ASSIGNED TASK → Which lines below mention "Financial"? Pick each one out.
+++ MATERIAL PROVIDED +++
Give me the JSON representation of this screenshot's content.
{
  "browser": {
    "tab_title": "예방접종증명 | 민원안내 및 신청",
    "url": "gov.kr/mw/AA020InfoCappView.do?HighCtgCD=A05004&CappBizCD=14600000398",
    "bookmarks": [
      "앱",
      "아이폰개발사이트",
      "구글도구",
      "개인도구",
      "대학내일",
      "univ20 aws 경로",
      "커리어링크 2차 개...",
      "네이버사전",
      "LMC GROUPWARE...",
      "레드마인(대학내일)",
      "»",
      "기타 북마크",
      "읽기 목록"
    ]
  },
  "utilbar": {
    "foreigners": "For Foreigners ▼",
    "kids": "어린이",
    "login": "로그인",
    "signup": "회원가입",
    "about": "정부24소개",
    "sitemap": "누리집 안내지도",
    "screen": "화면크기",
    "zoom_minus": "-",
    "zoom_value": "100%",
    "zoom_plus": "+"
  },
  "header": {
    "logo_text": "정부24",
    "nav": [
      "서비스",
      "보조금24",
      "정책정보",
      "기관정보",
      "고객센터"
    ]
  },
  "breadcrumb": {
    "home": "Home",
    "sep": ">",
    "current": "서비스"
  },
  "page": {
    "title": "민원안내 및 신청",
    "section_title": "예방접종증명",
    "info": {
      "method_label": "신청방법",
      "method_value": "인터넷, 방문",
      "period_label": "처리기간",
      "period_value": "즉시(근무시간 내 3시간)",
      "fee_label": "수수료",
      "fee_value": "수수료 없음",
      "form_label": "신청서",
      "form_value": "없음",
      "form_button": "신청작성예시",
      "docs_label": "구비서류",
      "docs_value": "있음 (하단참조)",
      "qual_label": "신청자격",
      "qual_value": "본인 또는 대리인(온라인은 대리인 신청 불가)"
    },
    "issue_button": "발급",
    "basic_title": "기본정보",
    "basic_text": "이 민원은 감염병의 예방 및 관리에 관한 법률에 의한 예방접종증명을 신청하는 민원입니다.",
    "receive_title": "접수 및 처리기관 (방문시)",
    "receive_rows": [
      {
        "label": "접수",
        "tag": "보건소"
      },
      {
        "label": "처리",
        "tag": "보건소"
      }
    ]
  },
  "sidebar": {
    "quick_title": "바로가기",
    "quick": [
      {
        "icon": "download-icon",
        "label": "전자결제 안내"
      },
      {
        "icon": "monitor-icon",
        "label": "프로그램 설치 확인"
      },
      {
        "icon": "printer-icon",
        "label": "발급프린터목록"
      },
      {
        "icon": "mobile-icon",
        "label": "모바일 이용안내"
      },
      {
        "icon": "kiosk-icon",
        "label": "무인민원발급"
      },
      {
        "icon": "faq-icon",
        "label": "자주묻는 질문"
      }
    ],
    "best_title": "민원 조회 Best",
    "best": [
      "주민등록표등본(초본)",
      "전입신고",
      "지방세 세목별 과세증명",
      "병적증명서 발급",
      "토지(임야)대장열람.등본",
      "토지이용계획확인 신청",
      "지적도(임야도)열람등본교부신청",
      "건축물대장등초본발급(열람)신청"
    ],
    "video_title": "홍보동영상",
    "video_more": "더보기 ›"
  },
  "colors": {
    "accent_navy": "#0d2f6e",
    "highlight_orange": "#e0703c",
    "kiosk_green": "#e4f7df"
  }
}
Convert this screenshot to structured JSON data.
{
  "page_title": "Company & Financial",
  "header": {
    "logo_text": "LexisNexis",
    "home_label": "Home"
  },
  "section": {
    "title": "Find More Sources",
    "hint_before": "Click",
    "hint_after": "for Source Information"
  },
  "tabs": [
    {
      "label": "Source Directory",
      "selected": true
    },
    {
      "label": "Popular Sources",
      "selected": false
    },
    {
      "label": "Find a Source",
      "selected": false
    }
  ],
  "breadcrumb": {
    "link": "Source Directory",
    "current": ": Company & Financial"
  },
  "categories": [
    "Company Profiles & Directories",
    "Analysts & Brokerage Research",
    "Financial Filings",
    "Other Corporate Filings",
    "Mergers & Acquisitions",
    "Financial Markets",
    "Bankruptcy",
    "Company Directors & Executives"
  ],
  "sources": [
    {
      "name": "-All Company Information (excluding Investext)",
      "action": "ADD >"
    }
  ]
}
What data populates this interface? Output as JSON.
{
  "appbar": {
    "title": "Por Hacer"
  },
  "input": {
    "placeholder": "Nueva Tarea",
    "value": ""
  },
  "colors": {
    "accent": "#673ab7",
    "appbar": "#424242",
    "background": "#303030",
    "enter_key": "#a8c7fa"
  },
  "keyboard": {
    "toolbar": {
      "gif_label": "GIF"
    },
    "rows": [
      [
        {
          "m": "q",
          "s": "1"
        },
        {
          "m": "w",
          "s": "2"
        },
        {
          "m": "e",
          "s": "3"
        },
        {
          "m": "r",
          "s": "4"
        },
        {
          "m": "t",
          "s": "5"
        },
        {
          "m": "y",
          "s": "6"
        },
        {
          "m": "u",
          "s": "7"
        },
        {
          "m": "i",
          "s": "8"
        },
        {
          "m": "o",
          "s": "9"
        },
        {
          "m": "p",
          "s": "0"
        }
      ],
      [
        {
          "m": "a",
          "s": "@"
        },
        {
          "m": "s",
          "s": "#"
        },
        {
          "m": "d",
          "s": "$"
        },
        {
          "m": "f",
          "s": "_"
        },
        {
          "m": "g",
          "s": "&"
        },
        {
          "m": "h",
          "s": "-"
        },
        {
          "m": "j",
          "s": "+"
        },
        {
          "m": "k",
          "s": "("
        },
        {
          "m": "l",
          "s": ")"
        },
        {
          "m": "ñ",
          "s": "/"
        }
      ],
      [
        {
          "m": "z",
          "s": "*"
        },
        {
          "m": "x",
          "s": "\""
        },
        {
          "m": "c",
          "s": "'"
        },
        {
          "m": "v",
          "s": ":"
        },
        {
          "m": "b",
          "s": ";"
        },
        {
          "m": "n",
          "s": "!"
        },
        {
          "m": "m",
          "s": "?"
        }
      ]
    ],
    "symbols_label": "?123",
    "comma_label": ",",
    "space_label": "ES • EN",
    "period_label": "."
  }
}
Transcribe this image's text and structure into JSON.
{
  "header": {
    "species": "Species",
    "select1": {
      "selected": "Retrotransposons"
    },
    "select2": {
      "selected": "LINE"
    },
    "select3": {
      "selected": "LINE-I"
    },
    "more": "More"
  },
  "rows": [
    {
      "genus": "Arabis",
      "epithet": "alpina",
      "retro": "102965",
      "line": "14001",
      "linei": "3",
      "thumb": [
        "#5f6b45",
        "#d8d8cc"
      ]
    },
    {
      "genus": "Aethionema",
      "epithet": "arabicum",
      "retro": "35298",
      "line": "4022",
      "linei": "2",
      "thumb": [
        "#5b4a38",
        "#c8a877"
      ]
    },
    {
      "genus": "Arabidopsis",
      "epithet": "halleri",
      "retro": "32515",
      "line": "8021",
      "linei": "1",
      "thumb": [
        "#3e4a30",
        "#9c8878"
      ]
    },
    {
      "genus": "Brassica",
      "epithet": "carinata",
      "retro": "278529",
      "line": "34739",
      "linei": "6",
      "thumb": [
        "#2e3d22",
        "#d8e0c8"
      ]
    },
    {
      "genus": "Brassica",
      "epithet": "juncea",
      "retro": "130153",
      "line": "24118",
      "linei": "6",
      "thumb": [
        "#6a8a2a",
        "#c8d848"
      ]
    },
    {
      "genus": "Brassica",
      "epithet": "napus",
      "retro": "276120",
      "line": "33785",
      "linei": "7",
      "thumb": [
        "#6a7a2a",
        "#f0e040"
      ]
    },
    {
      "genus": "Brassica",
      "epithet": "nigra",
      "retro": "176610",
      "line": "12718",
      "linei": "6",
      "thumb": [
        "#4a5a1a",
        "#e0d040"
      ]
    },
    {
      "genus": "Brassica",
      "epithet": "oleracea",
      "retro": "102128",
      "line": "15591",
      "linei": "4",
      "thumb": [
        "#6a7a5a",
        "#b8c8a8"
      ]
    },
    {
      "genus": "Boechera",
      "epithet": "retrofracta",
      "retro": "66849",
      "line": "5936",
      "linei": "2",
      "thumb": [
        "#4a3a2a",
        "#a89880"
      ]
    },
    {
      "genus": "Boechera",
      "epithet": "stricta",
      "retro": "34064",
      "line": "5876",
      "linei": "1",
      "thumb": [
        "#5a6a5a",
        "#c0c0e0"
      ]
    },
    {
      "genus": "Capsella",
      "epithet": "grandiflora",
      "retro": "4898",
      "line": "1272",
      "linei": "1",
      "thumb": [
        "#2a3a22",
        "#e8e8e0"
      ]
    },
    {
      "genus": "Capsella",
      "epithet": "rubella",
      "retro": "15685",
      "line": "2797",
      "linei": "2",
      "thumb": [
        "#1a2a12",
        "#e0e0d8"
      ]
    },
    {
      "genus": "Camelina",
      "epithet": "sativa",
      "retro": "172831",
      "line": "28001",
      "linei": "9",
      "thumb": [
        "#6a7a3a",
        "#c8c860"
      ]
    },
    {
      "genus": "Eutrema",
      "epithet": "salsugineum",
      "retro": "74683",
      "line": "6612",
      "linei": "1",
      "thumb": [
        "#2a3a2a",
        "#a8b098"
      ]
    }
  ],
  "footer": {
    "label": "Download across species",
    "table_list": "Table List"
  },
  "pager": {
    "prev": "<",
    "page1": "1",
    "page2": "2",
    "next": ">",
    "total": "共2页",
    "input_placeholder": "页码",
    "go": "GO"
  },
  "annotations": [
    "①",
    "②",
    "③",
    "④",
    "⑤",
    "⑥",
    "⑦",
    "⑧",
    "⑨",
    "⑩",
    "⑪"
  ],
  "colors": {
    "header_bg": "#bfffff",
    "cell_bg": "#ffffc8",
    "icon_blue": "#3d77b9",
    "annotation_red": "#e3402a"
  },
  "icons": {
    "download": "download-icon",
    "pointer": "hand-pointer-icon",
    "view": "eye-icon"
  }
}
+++
SOLUTION TO THIS TASK →
  "page_title": "Company & Financial",
    "current": ": Company & Financial"
    "Financial Filings",
    "Financial Markets",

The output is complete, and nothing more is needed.